Following on from an earlier post where I offered a rough translation of a Tibetan praise-poem to the long-haired, white-robed community of non-celibate tantric Buddhist ngakpa and ngakma, I thought I would share an equally rough translation of another ཞལ་གདམས (zhal gdams, pronounced something like shaldahm/jaldahm) or ‘oral advice’ text for ngakpa – this time, one given by the great tantric yogi, scholar, treasure revealer and Dzogchen meditation master His Holiness Dilgo Khyentse Rinpoche. Continue reading
FOR THE INTERNET IS DARK AND FULL OF SPOILERS! GAME OF THRONES AND TIBETAN BUDDDHIST SPOILERS AHEAD FOR THOSE WHO HAVE NOT WATCHED THE MOST RECENT EPISODE OF THE SERIES OR HAVE NOT ACHIEVED ENLIGHTENMENT!
Last week’s episode of Game of Thrones, the second in this current season, saw fans’ questions about whether we’d be seeing more of a moving version of the Lord Commander of the Night’s Watch Jon Snow put to rest. Continue reading

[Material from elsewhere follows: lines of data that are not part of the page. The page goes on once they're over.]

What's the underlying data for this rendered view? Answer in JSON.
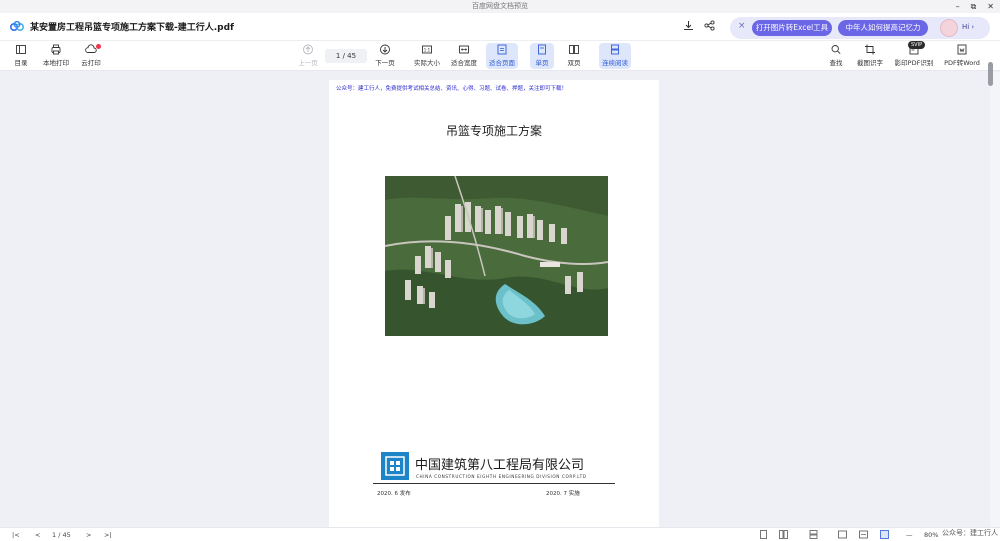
{
  "os_bar": {
    "title": "百度网盘文档预览",
    "min": "–",
    "restore": "⧉",
    "close": "✕"
  },
  "header": {
    "title": "某安置房工程吊篮专项施工方案下载-建工行人.pdf",
    "promo_close": "×",
    "promo_btn1": "打开图片转Excel工具",
    "promo_btn2": "中年人如何提高记忆力",
    "hi": "Hi ›"
  },
  "toolbar": {
    "catalog": "目录",
    "local_print": "本地打印",
    "cloud_print": "云打印",
    "prev_page": "上一页",
    "page_indicator": "1 / 45",
    "next_page": "下一页",
    "actual_size": "实际大小",
    "fit_width": "适合宽度",
    "fit_page": "适合页面",
    "single": "单页",
    "double": "双页",
    "continuous": "连续阅读",
    "search": "查找",
    "ocr": "截图识字",
    "scan_pdf": "影印PDF识别",
    "pdf_word": "PDF转Word",
    "trial_badge": "SVIP"
  },
  "page": {
    "notice": "公众号：建工行人，免费提供考试相关总结、资讯、心得、习题、试卷、押题，关注即可下载！",
    "title": "吊篮专项施工方案",
    "company_cn": "中国建筑第八工程局有限公司",
    "company_en": "CHINA CONSTRUCTION EIGHTH ENGINEERING DIVISION CORP.LTD",
    "date_left": "2020. 6 发布",
    "date_right": "2020. 7 实施"
  },
  "bottom": {
    "first": "|<",
    "prev": "<",
    "page": "1 / 45",
    "next": ">",
    "last": ">|",
    "zoom_minus": "—",
    "zoom": "80%",
    "watermark": "公众号：建工行人"
  }
}
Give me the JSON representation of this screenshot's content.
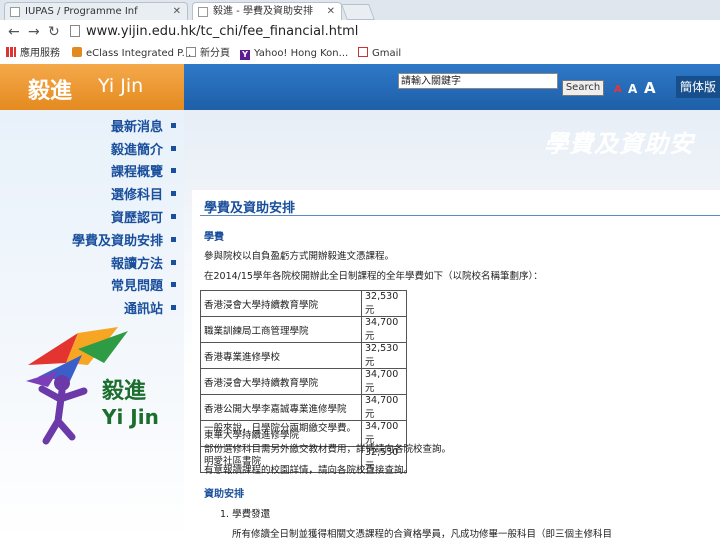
{
  "browser": {
    "tabs": [
      {
        "title": "IUPAS / Programme Inf"
      },
      {
        "title": "毅進 - 學費及資助安排"
      }
    ],
    "url": "www.yijin.edu.hk/tc_chi/fee_financial.html",
    "bookmarks": [
      {
        "label": "應用服務"
      },
      {
        "label": "eClass Integrated P..."
      },
      {
        "label": "新分頁"
      },
      {
        "label": "Yahoo! Hong Kon..."
      },
      {
        "label": "Gmail"
      }
    ]
  },
  "header": {
    "logo_zh": "毅進",
    "logo_en": "Yi Jin",
    "search_value": "請輸入關鍵字",
    "search_button": "Search",
    "font_small": "A",
    "font_medium": "A",
    "font_large": "A",
    "lang_button": "簡体版"
  },
  "sidebar": {
    "items": [
      {
        "label": "最新消息"
      },
      {
        "label": "毅進簡介"
      },
      {
        "label": "課程概覽"
      },
      {
        "label": "選修科目"
      },
      {
        "label": "資歷認可"
      },
      {
        "label": "學費及資助安排"
      },
      {
        "label": "報讀方法"
      },
      {
        "label": "常見問題"
      },
      {
        "label": "通訊站"
      }
    ],
    "brand_zh": "毅進",
    "brand_en": "Yi Jin"
  },
  "main": {
    "banner": "學費及資助安",
    "page_title": "學費及資助安排",
    "fees_heading": "學費",
    "intro": "參與院校以自負盈虧方式開辦毅進文憑課程。",
    "table_intro": "在2014/15學年各院校開辦此全日制課程的全年學費如下（以院校名稱筆劃序）：",
    "fee_rows": [
      {
        "institution": "香港浸會大學持續教育學院",
        "fee": "32,530元"
      },
      {
        "institution": "職業訓練局工商管理學院",
        "fee": "34,700元"
      },
      {
        "institution": "香港專業進修學校",
        "fee": "32,530元"
      },
      {
        "institution": "香港浸會大學持續教育學院",
        "fee": "34,700元"
      },
      {
        "institution": "香港公開大學李嘉誠專業進修學院",
        "fee": "34,700元"
      },
      {
        "institution": "東華大學持續進修學院",
        "fee": "34,700元"
      },
      {
        "institution": "明愛社區書院",
        "fee": "32,530元"
      }
    ],
    "note1": "一般來說，日學院分兩期繳交學費。",
    "note2": "部份選修科目需另外繳交教材費用，詳情請向各院校查詢。",
    "note3": "有意報讀課程的校園詳情，請向各院校直接查詢。",
    "aid_heading": "資助安排",
    "aid_item1": "1.  學費發還",
    "aid_item1_text": "所有修讀全日制並獲得相關文憑課程的合資格學員，凡成功修畢一般科目（即三個主修科目"
  }
}
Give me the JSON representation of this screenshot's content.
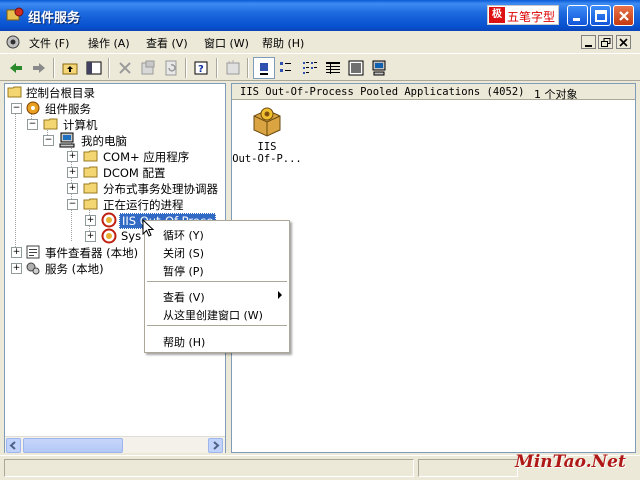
{
  "window": {
    "title": "组件服务"
  },
  "ime": {
    "icon_text": "极",
    "label": "五笔字型"
  },
  "menu": [
    {
      "label": "文件 (F)"
    },
    {
      "label": "操作 (A)"
    },
    {
      "label": "查看 (V)"
    },
    {
      "label": "窗口 (W)"
    },
    {
      "label": "帮助 (H)"
    }
  ],
  "tree": {
    "items": [
      {
        "label": "控制台根目录"
      },
      {
        "label": "组件服务"
      },
      {
        "label": "计算机"
      },
      {
        "label": "我的电脑"
      },
      {
        "label": "COM+ 应用程序"
      },
      {
        "label": "DCOM 配置"
      },
      {
        "label": "分布式事务处理协调器"
      },
      {
        "label": "正在运行的进程"
      },
      {
        "label": "IIS Out-Of-Proce"
      },
      {
        "label": "Sys"
      },
      {
        "label": "事件查看器 (本地)"
      },
      {
        "label": "服务 (本地)"
      }
    ]
  },
  "right_pane": {
    "header_title": "IIS Out-Of-Process Pooled Applications (4052)",
    "header_count": "1 个对象",
    "item_label_line1": "IIS",
    "item_label_line2": "Out-Of-P..."
  },
  "context_menu": {
    "items": [
      {
        "label": "循环 (Y)"
      },
      {
        "label": "关闭 (S)"
      },
      {
        "label": "暂停 (P)"
      },
      {
        "label": "查看 (V)"
      },
      {
        "label": "从这里创建窗口 (W)"
      },
      {
        "label": "帮助 (H)"
      }
    ]
  },
  "watermark": "MinTao.Net",
  "colors": {
    "titlebar": "#0A5BD6",
    "selection": "#316AC5",
    "close": "#C43A10"
  }
}
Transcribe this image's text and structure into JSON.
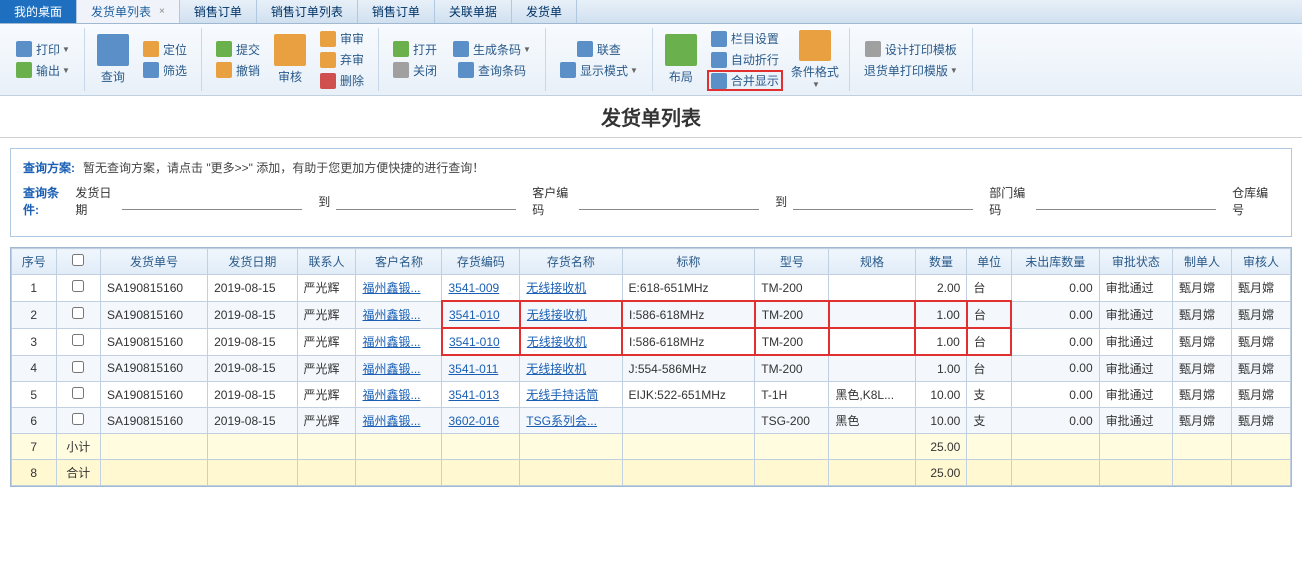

Padmasambhava (pictured above), the mythic tantric saint who ensured the flourishing of Buddhism in Tibet in the 8th century was both a fully realized being and a consummate sorcerer. He is credited with having tamed the unruly indigenous demons of Tibet and having helped establish the first Buddhist monastery on Tibetan soil. As Tibet’s ‘Second Buddha’ his cultural importance to Tibetans is hard to over-emphasize. This Lotus-Born Precious guru is the quintessential model for the non-celibate tantric practitioner or ngakpa. As a realized Buddha he is the practitioner’s own basic, pure and perfect nature, as a historical and cosmological figure he represents the model practitioner of the path of tantric Buddhism, the Secret Mantra Vehicle. In his dress, comportment, practices, activities, teachings, motivation, and view he embodies everything that the best tantric practitioner should be.
It is thus no surprise that Padmasambhava’s legendary activities should feature strongly in Tibetan magic. Compared to their counterparts in Western esotericism, Tibetan medico-magical practices, and Tibetan grimoires (ngak ki beubum, སྔགས་ཀྱི་བེའུ་བུམ) have received relatively little scholarly attention. This paucity of scholarly interest is perhaps exacerbated by the fact that the more spiritual dimensions of Sowa Rigpa, or Traditional Tibetan Medicine (TTM) have been formally excised from state-sponsored Sowa Rigpa curricula in contemporary China. Continue reading